|Sometime during the next two months Chase asked Olmsted to succeed Edward L. Pierce at Port Royal, but Olmsted turned down the offer. Chase to Olmsted, Mar. 13, 1862 ( Olmsted Papers, L.C.); Olmsted to Chase, Mar. 15, 1862, in Charles Capen McLaughlin et al., eds., The Papers of Frederick Law Olmsted ( Baltimore, 1977-), 4:288-90.|
Letter in clerk's hand on letterhead stationery, signed by Chase.

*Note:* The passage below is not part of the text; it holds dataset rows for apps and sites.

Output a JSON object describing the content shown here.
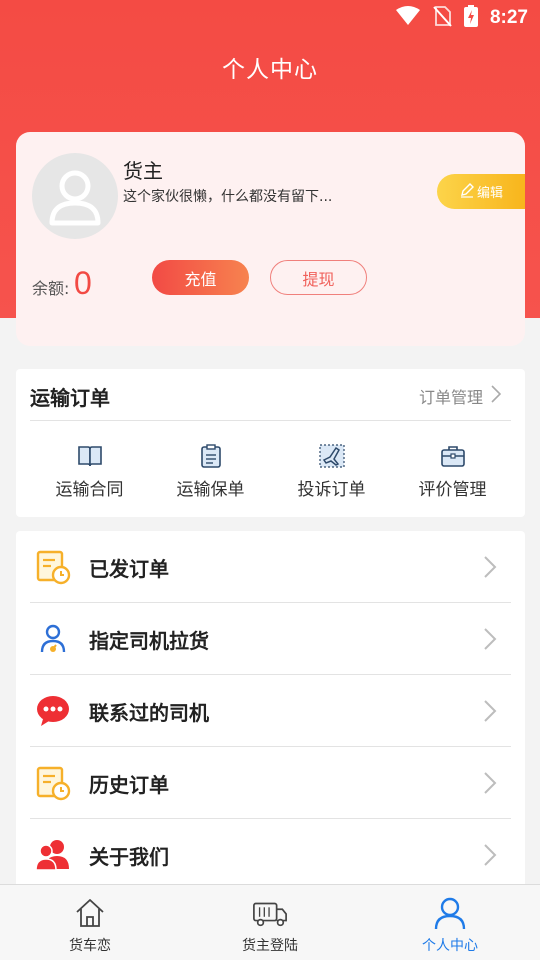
{
  "status_bar": {
    "time": "8:27"
  },
  "header": {
    "title": "个人中心"
  },
  "profile": {
    "name": "货主",
    "signature": "这个家伙很懒，什么都没有留下...",
    "edit_label": "编辑",
    "balance_label": "余额:",
    "balance_value": "0",
    "recharge_label": "充值",
    "withdraw_label": "提现"
  },
  "orders": {
    "title": "运输订单",
    "manage_label": "订单管理",
    "items": [
      {
        "label": "运输合同",
        "icon": "book-icon"
      },
      {
        "label": "运输保单",
        "icon": "clipboard-icon"
      },
      {
        "label": "投诉订单",
        "icon": "plane-icon"
      },
      {
        "label": "评价管理",
        "icon": "briefcase-icon"
      }
    ]
  },
  "menu": [
    {
      "label": "已发订单",
      "icon": "order-clock-icon"
    },
    {
      "label": "指定司机拉货",
      "icon": "driver-icon"
    },
    {
      "label": "联系过的司机",
      "icon": "chat-bubble-icon"
    },
    {
      "label": "历史订单",
      "icon": "history-order-icon"
    },
    {
      "label": "关于我们",
      "icon": "users-icon"
    }
  ],
  "tabbar": [
    {
      "label": "货车恋",
      "icon": "home-icon",
      "active": false
    },
    {
      "label": "货主登陆",
      "icon": "truck-icon",
      "active": false
    },
    {
      "label": "个人中心",
      "icon": "person-icon",
      "active": true
    }
  ],
  "colors": {
    "primary": "#f44b44",
    "accent_yellow": "#f8b51c",
    "tab_active": "#1f7be8"
  }
}
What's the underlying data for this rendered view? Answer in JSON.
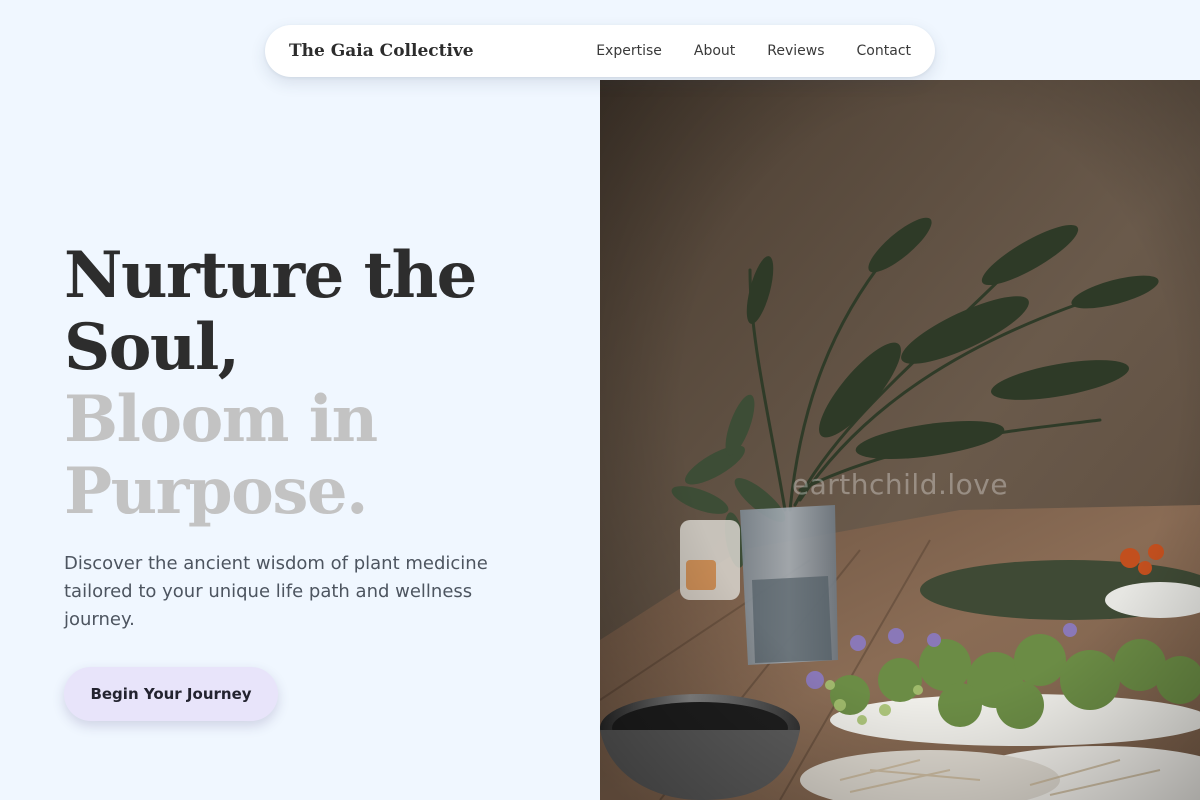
{
  "nav": {
    "brand": "The Gaia Collective",
    "links": [
      "Expertise",
      "About",
      "Reviews",
      "Contact"
    ]
  },
  "hero": {
    "headline_dark_1": "Nurture the",
    "headline_dark_2": "Soul,",
    "headline_light_1": "Bloom in",
    "headline_light_2": "Purpose.",
    "description": "Discover the ancient wisdom of plant medicine tailored to your unique life path and wellness journey.",
    "cta_label": "Begin Your Journey"
  },
  "photo": {
    "watermark": "earthchild.love",
    "alt": "Herbs and plants arranged on a wooden table"
  },
  "colors": {
    "background": "#f0f7ff",
    "headline_dark": "#2d2d2d",
    "headline_light": "#c3c3c3",
    "cta_background": "#e8e4fa"
  }
}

Committee on Ways and Means, Papers on the Treasury Department, 37th Congress, Records of the U.S. House of Representatives (Record Group 233), National Archives (micro 19:0580).
Febru. 25th., 1862
Notwithstanding all possible exertions on my part, to provide means of satisfying the just demands of public creditors, and notwithstanding actual payments, averaging nearly a Million and a-half of Dollars each day, the arrearages have largely accumulated, and the accumulation has caused great inconvenience, and, in some instances, serious trouble and distress.
Those creditors, especially, who have furnished supplies and and transportation, urgently require payment, and ought to have it. The delay affects, not themselves only, but, through manifold ramifications, large numbers of others, not to say whole communities.
The amount of unsatisfied Requisitions from the several Departments is $26.430.557.83; of which $21.281.653.69 is from the Department of War. The amount of Floating-debt, chiefly existing in the War Department, probably exceeds $45.000.000.
It is impossible to borrow advantageously, until financial measures necessary to insure prompt payment of interest from taxes, and to